### Exercise details
The answer must be every line below that holds the word "Germany".

### Information supplied
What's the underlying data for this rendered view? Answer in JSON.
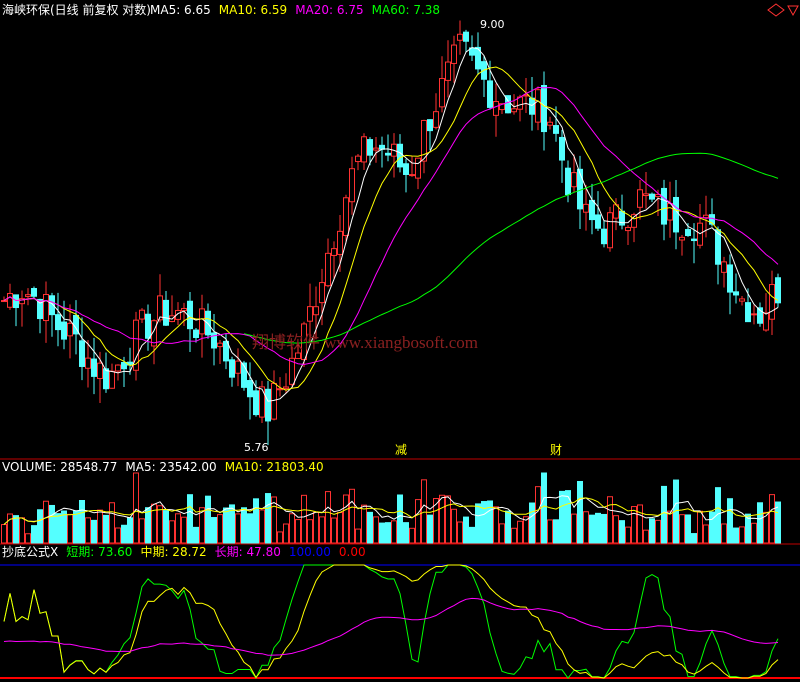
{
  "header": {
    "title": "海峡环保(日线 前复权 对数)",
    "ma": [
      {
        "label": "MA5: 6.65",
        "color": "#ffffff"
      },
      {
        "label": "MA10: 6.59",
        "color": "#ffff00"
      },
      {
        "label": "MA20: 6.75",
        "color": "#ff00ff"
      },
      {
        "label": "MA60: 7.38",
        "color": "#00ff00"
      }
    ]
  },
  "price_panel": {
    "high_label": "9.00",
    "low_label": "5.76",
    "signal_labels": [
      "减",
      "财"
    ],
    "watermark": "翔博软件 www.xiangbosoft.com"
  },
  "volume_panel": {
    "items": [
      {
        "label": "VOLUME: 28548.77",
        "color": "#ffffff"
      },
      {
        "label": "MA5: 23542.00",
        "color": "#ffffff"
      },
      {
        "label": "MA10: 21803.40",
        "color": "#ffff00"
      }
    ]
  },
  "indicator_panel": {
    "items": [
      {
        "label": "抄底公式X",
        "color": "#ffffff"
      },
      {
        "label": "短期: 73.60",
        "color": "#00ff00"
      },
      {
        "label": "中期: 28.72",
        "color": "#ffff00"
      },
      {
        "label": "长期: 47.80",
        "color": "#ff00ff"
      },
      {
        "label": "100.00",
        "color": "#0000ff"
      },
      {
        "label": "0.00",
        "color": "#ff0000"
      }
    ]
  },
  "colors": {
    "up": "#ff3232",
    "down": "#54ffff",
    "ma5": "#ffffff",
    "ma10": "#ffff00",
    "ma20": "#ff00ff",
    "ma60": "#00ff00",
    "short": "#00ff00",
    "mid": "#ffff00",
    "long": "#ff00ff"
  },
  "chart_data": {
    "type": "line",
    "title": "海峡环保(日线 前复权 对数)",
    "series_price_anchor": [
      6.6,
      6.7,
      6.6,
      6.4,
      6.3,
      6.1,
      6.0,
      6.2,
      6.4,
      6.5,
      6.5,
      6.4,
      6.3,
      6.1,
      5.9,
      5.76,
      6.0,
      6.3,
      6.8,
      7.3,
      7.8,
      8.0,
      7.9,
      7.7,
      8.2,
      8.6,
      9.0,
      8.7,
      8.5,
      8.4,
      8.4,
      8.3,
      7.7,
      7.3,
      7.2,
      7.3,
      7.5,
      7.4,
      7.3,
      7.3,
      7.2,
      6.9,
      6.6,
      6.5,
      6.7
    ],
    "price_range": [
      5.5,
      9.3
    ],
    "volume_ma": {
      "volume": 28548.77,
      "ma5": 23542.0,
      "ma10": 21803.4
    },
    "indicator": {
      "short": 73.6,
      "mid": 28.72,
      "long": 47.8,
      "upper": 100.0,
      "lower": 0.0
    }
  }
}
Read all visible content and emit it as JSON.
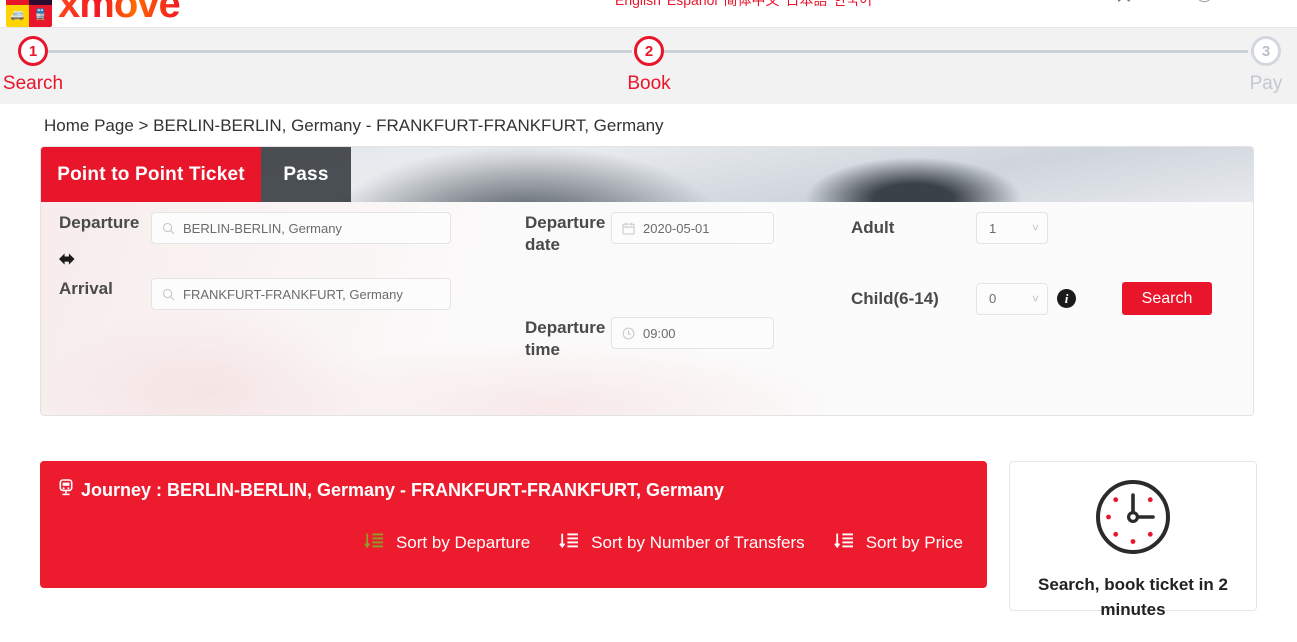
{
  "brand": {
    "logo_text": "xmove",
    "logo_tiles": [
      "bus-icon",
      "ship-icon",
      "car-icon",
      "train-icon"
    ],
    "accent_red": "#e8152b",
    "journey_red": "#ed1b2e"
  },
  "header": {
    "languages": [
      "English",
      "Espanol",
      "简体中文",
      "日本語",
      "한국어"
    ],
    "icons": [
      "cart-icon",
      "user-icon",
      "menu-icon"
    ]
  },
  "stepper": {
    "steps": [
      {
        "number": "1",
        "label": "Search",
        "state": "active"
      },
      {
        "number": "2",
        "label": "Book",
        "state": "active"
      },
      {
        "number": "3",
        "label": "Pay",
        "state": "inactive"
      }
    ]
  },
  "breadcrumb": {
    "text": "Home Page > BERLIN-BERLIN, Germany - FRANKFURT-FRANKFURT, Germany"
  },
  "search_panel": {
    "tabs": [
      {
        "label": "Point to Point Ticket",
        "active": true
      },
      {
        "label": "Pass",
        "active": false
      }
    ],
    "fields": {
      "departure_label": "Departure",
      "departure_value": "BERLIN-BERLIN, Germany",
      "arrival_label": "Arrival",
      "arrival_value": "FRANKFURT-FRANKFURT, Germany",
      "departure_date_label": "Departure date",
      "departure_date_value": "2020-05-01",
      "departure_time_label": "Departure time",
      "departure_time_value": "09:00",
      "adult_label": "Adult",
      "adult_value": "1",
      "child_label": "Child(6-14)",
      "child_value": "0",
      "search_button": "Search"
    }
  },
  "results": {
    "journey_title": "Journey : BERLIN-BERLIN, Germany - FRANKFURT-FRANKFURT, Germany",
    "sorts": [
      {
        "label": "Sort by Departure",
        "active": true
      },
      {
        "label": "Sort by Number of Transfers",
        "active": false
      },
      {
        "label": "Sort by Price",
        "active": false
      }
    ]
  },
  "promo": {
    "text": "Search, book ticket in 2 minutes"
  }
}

### Final answer
    "text": "Home Page > BERLIN-BERLIN, Germany - FRANKFURT-FRANKFURT, Germany"
      "departure_value": "BERLIN-BERLIN, Germany",
      "arrival_value": "FRANKFURT-FRANKFURT, Germany",
    "journey_title": "Journey : BERLIN-BERLIN, Germany - FRANKFURT-FRANKFURT, Germany",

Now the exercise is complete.